However, it is Iran which provides an “ideal hedge” for China because of the existing verbal and diplomatic war between Donald Trump’s America and Iran. In addition, Iran offers a land-based supply route via Pakistan. “China and Iran have no history of conflict, and China and Pakistan have been allies for over half a century,” Samir Tata noted in The Diplomat. The Iran-Pakistan pipeline is in place; China is keen to complete the Pakistan-China portion, but that will come with its own challenges due to the internal turmoil in Pakistan.
Thus, China-Russia-Iran-Pakistan could become a new energy supply axis in the near future. Couple this with China and Russia’s energy and other plans in central Asia, which both conflict and converge. China is enthusiastic about an oil pipeline with Kazakhstan. “The major attraction of this pipeline is that it would provide China with an oil supply route that avoids the sea-lanes dominated by the United States navy and passes through regions where China’s land power has the advantage,” a Rand report explained.
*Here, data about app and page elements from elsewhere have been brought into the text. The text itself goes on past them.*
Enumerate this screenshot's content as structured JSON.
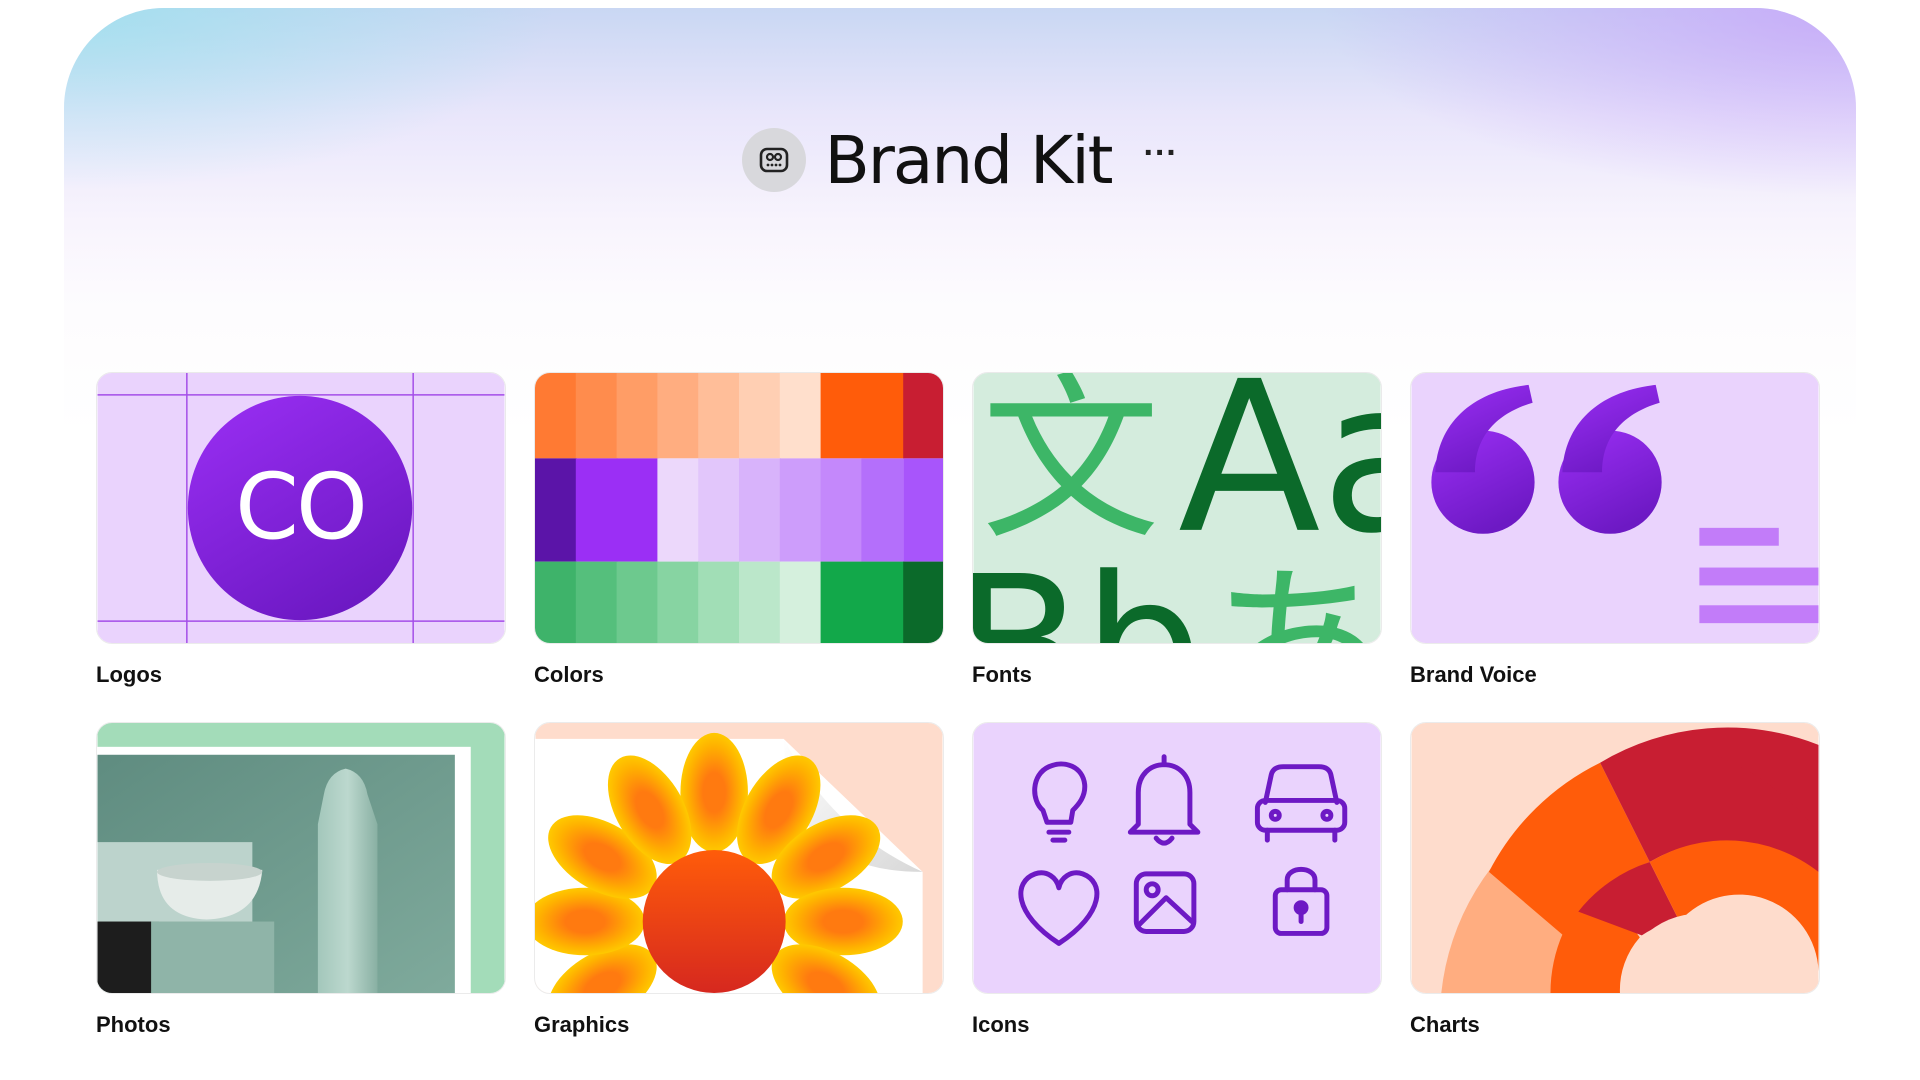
{
  "header": {
    "title": "Brand Kit",
    "more": "···",
    "icon": "brand-kit-icon"
  },
  "tiles": [
    {
      "label": "Logos",
      "logo_text": "CO"
    },
    {
      "label": "Colors"
    },
    {
      "label": "Fonts",
      "glyph_cjk": "文",
      "glyph_latin": "Aa",
      "glyph_latin2": "Bb",
      "glyph_kana": "あ"
    },
    {
      "label": "Brand Voice"
    },
    {
      "label": "Photos"
    },
    {
      "label": "Graphics"
    },
    {
      "label": "Icons",
      "icons": [
        "lightbulb-icon",
        "bell-icon",
        "car-icon",
        "heart-icon",
        "image-icon",
        "lock-icon"
      ]
    },
    {
      "label": "Charts"
    }
  ],
  "colors": {
    "purple": "#8b28e8",
    "orange": "#ff5c0a",
    "green": "#12a84a",
    "red": "#c81e32",
    "lavender": "#ead3fd"
  }
}
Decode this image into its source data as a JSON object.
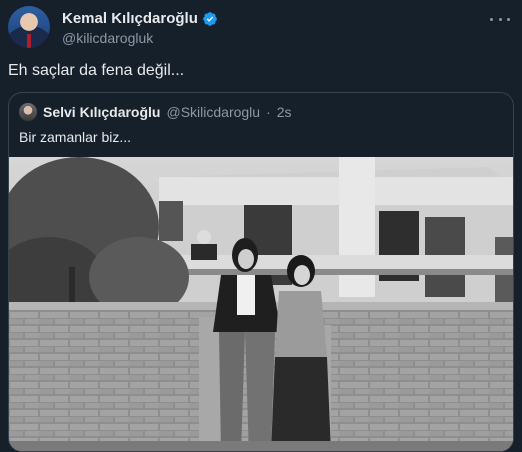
{
  "tweet": {
    "author_name": "Kemal Kılıçdaroğlu",
    "author_handle": "@kilicdarogluk",
    "text": "Eh saçlar da fena değil...",
    "icons": {
      "verified": "verified-badge-icon",
      "more": "more-options-icon"
    },
    "colors": {
      "background": "#15202b",
      "verified": "#1d9bf0",
      "muted": "#8b98a5",
      "border": "#38444d"
    }
  },
  "quoted_tweet": {
    "author_name": "Selvi Kılıçdaroğlu",
    "author_handle": "@Skilicdaroglu",
    "separator": "·",
    "time": "2s",
    "text": "Bir zamanlar biz..."
  }
}
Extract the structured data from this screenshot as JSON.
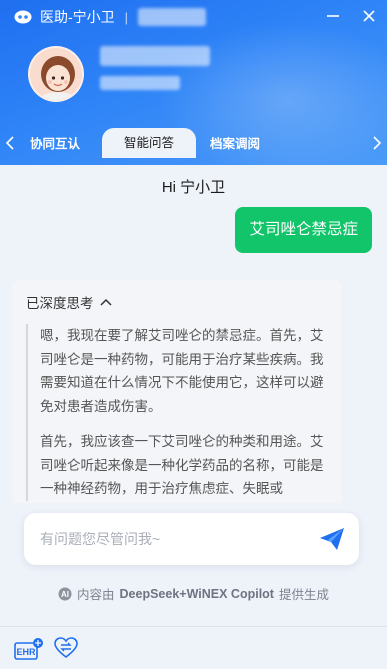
{
  "titlebar": {
    "app_title": "医助-宁小卫",
    "separator": "|"
  },
  "tabs": [
    {
      "label": "协同互认",
      "active": false
    },
    {
      "label": "智能问答",
      "active": true
    },
    {
      "label": "档案调阅",
      "active": false
    }
  ],
  "chat": {
    "greeting": "Hi 宁小卫",
    "user_message": "艾司唑仑禁忌症",
    "bot": {
      "think_title": "已深度思考",
      "paragraphs": [
        "嗯，我现在要了解艾司唑仑的禁忌症。首先，艾司唑仑是一种药物，可能用于治疗某些疾病。我需要知道在什么情况下不能使用它，这样可以避免对患者造成伤害。",
        "首先，我应该查一下艾司唑仑的种类和用途。艾司唑仑听起来像是一种化学药品的名称，可能是一种神经药物，用于治疗焦虑症、失眠或"
      ]
    }
  },
  "input": {
    "placeholder": "有问题您尽管问我~"
  },
  "footer": {
    "powered_prefix": "内容由",
    "powered_brand": "DeepSeek+WiNEX Copilot",
    "powered_suffix": "提供生成",
    "ehr_label": "EHR"
  },
  "colors": {
    "header_blue": "#2f84f7",
    "user_bubble": "#12c46a",
    "send_icon": "#1f6ff0"
  }
}
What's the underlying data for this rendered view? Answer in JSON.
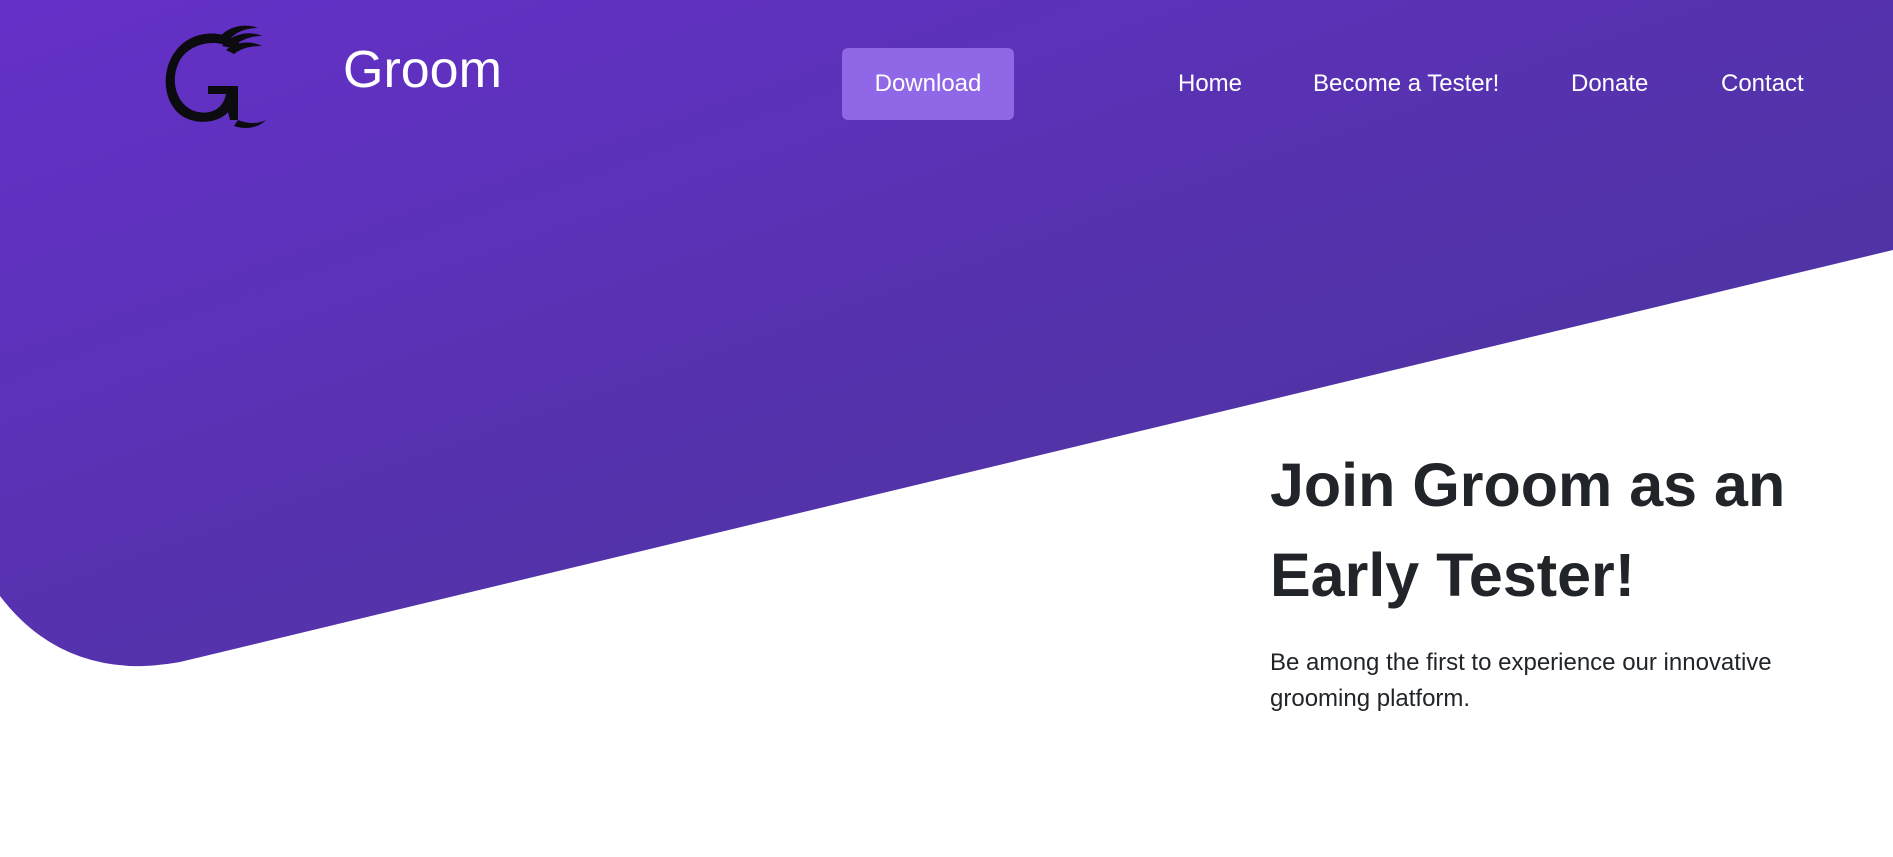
{
  "header": {
    "brand_name": "Groom",
    "logo_icon": "groom-g-logo-icon",
    "download_label": "Download",
    "nav": [
      {
        "label": "Home"
      },
      {
        "label": "Become a Tester!"
      },
      {
        "label": "Donate"
      },
      {
        "label": "Contact"
      }
    ]
  },
  "hero": {
    "headline": "Join Groom as an Early Tester!",
    "subtext": "Be among the first to experience our innovative grooming platform."
  },
  "colors": {
    "gradient_start": "#6530c8",
    "gradient_end": "#4c3598",
    "download_button": "#9067e6",
    "heading_text": "#212529"
  }
}
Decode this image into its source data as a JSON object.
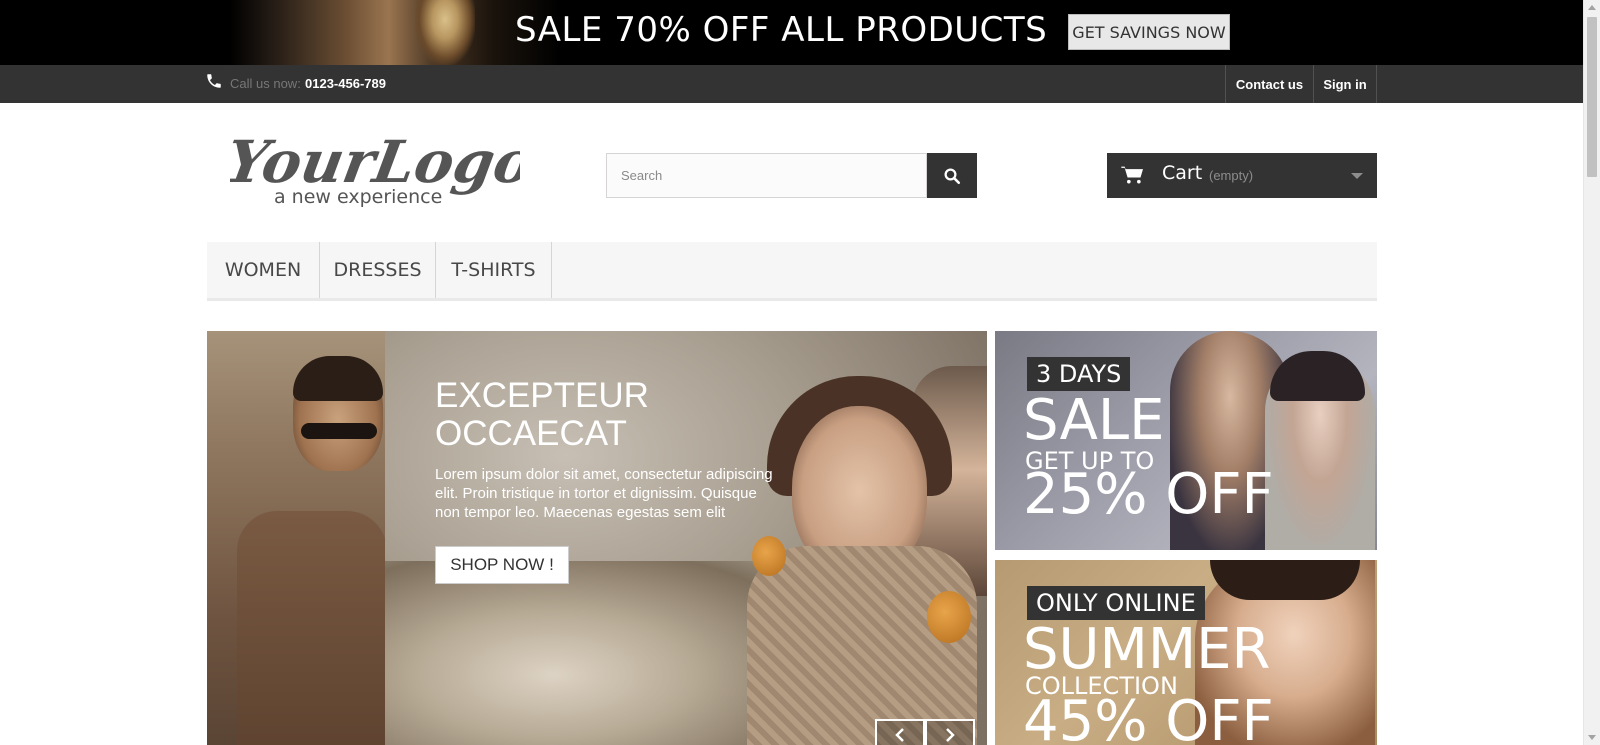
{
  "promo": {
    "headline": "SALE 70% OFF ALL PRODUCTS",
    "button_label": "GET SAVINGS NOW"
  },
  "topbar": {
    "call_label": "Call us now:",
    "phone": "0123-456-789",
    "links": [
      "Contact us",
      "Sign in"
    ]
  },
  "header": {
    "logo_main": "YourLogo",
    "logo_tagline": "a new experience",
    "search_placeholder": "Search",
    "search_value": "",
    "cart_label": "Cart",
    "cart_status": "(empty)"
  },
  "menu": {
    "items": [
      "WOMEN",
      "DRESSES",
      "T-SHIRTS"
    ]
  },
  "slider": {
    "title_line1": "EXCEPTEUR",
    "title_line2": "OCCAECAT",
    "text": "Lorem ipsum dolor sit amet, consectetur adipiscing elit. Proin tristique in tortor et dignissim. Quisque non tempor leo. Maecenas egestas sem elit",
    "button_label": "SHOP NOW !"
  },
  "banners": [
    {
      "tag": "3 DAYS",
      "big": "SALE",
      "small": "GET UP TO",
      "offer": "25% OFF"
    },
    {
      "tag": "ONLY ONLINE",
      "big": "SUMMER",
      "small": "COLLECTION",
      "offer": "45% OFF"
    }
  ],
  "colors": {
    "dark": "#333333",
    "promo_bg": "#000000",
    "menu_bg": "#f6f6f6"
  },
  "icons": {
    "phone": "phone-icon",
    "search": "search-icon",
    "cart": "cart-icon",
    "caret": "chevron-down-icon",
    "prev": "chevron-left-icon",
    "next": "chevron-right-icon"
  }
}
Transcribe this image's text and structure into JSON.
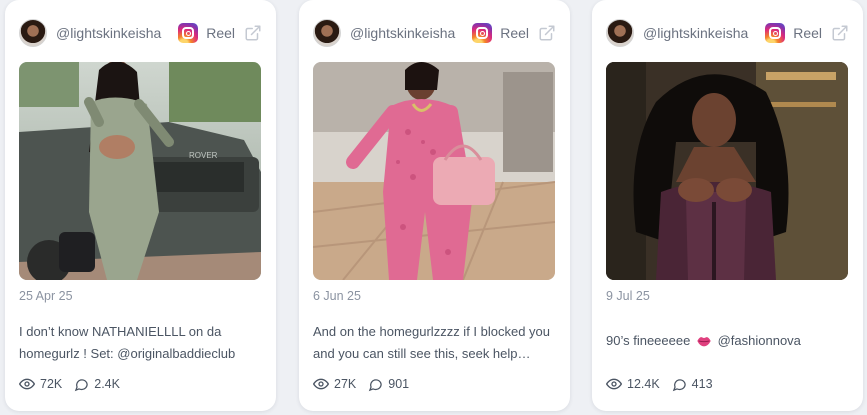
{
  "cards": [
    {
      "handle": "@lightskinkeisha",
      "type_label": "Reel",
      "date": "25 Apr 25",
      "caption": "I don’t know NATHANIELLLL on da homegurlz ! Set: @originalbaddieclub",
      "views": "72K",
      "comments": "2.4K"
    },
    {
      "handle": "@lightskinkeisha",
      "type_label": "Reel",
      "date": "6 Jun 25",
      "caption": "And on the homegurlzzzz if I blocked you and you can still see this, seek help…",
      "views": "27K",
      "comments": "901"
    },
    {
      "handle": "@lightskinkeisha",
      "type_label": "Reel",
      "date": "9 Jul 25",
      "caption_before": "90’s fineeeeee",
      "caption_emoji": "lips-emoji",
      "caption_after": "@fashionnova",
      "views": "12.4K",
      "comments": "413"
    }
  ],
  "icons": {
    "platform": "instagram-icon",
    "open": "external-link-icon",
    "views": "eye-icon",
    "comments": "comment-icon"
  },
  "colors": {
    "instagram_gradient": [
      "#feda75",
      "#f58529",
      "#dd2a7b",
      "#8134af",
      "#515bd4"
    ],
    "text_muted": "#8b93a1",
    "text": "#4b5563"
  }
}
This does not imply that China will dump Saudi Arabia and its allies in the Middle East. But, as the Rand report claimed, it hopes to pursue a policy of “two imports and one export” in the region. The two imports, it elucidated, were oil imports and investments in China’s domestic oil sector. The export referred to China’s investments in the Middle East. All three elements have been implemented and in place for two decades.
There is another aspect to the energy vision. “Militarily, it is possible that China could use its arms sales to the Middle East to foster closer ties to oil-producing nations and possibly to decrease its oil import bill,” the Rand report said. China has exported weapons to Saudi Arabia, Iraq, Iran and Libya. As these nations battle and grapple with each other in various ways, it leaves doors open for China to sneak in or out.
Energy, not merely oil security
In the case of both India and China, crude is only one aspect of their overall energy security. Oil is a critical component, but one has to look at the larger picture. India has decided that even as it pursues multiple sources for crude, it will opt for newer energy sources, including renewables (solar and battery) and nuclear. At the same time, she will continue to depend on traditional sources like coal and hydro. It will be a case of multiple strategies woven into a whole.
The same is true with China. A recent study said: “Understanding the complexities of China’s energy strategy is difficult. China’s energy sector is of such scale and has undergone such a rapid period of transformation that it is possible to find data to support most views and perspectives which often conflict. Thus, a nuanced understanding must include a holistic view of the entire system, which includes both transport and stationary energy, as well as associated technologies and equipment.”
Hence, in a bid to truly understand China’s energy imagination, one has to look at several things at the same time. For example, as the above study claimed, it will enhance its coal-to-liquids capacity and build its strategic oil reserve. It will diversify its oil and gas sources. And it will use investments as a tool, and invite partners to partake in its high-growth economy. In the long run, it hopes to emerge as one of the leading exporters of energy technologies, like high-voltage transmission lines. And let’s not forget its interest in energy-related infrastructure.
Source: Asia Times